, ASU Regents’ Professor of Law and Psychology, will serve on a new Innocence Research Project at the
University of Oslo in Norway. It is being established by Ståle Eskeland, a professor in the Department of Public and International Law, and the leading national commentator on criminal law in Norway.
Eskeland said the innocence movement in Norway began as a result of a Saks’ article, co-authored by former College of Law Professor Jay Koehler, published in
magazine in 2005. In “The Coming Paradigm Shift in Forensic Identification Science,” the authors predicted a paradigm shift in the traditional forensic identification sciences in which untested assumptions and semi-informed guesswork are replaced by sound scientific foundation and justifiable protocols.
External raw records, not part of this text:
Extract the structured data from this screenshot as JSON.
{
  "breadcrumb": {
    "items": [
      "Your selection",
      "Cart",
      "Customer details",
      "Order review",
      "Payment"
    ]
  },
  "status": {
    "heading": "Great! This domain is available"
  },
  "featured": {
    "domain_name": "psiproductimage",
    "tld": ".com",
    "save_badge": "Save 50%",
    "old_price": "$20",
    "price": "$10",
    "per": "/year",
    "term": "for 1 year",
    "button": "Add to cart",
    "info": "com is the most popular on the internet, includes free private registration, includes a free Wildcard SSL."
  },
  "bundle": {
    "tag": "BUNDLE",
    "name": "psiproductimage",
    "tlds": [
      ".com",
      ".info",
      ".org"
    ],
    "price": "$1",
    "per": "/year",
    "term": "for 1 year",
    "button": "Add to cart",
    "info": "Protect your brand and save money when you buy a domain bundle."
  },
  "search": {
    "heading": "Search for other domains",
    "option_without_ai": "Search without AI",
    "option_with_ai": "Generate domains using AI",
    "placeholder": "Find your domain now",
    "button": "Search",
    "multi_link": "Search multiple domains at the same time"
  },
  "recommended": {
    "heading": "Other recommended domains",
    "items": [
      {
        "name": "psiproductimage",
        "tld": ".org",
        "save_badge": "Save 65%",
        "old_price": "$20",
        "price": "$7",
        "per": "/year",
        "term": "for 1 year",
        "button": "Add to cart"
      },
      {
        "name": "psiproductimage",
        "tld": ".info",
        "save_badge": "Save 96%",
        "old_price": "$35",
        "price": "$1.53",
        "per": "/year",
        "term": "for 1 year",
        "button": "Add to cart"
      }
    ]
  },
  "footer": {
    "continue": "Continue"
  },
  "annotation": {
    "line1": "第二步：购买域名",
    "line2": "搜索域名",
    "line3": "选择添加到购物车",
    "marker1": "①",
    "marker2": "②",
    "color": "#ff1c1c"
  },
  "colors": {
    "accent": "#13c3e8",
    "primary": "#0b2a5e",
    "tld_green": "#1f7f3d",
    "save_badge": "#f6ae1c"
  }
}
Saks’ research focuses on empirical studies of the legal system, especially decision making, the behavior of the litigation system and the law’s use of science. A Faculty Fellow in the Center for Law, Science & Innovation, he is the fourth most-cited law-and-social-science scholar in the U.S., and has authored approximately 200 articles and books. Courses he has taught include criminal law, evidence, law and science, property and torts.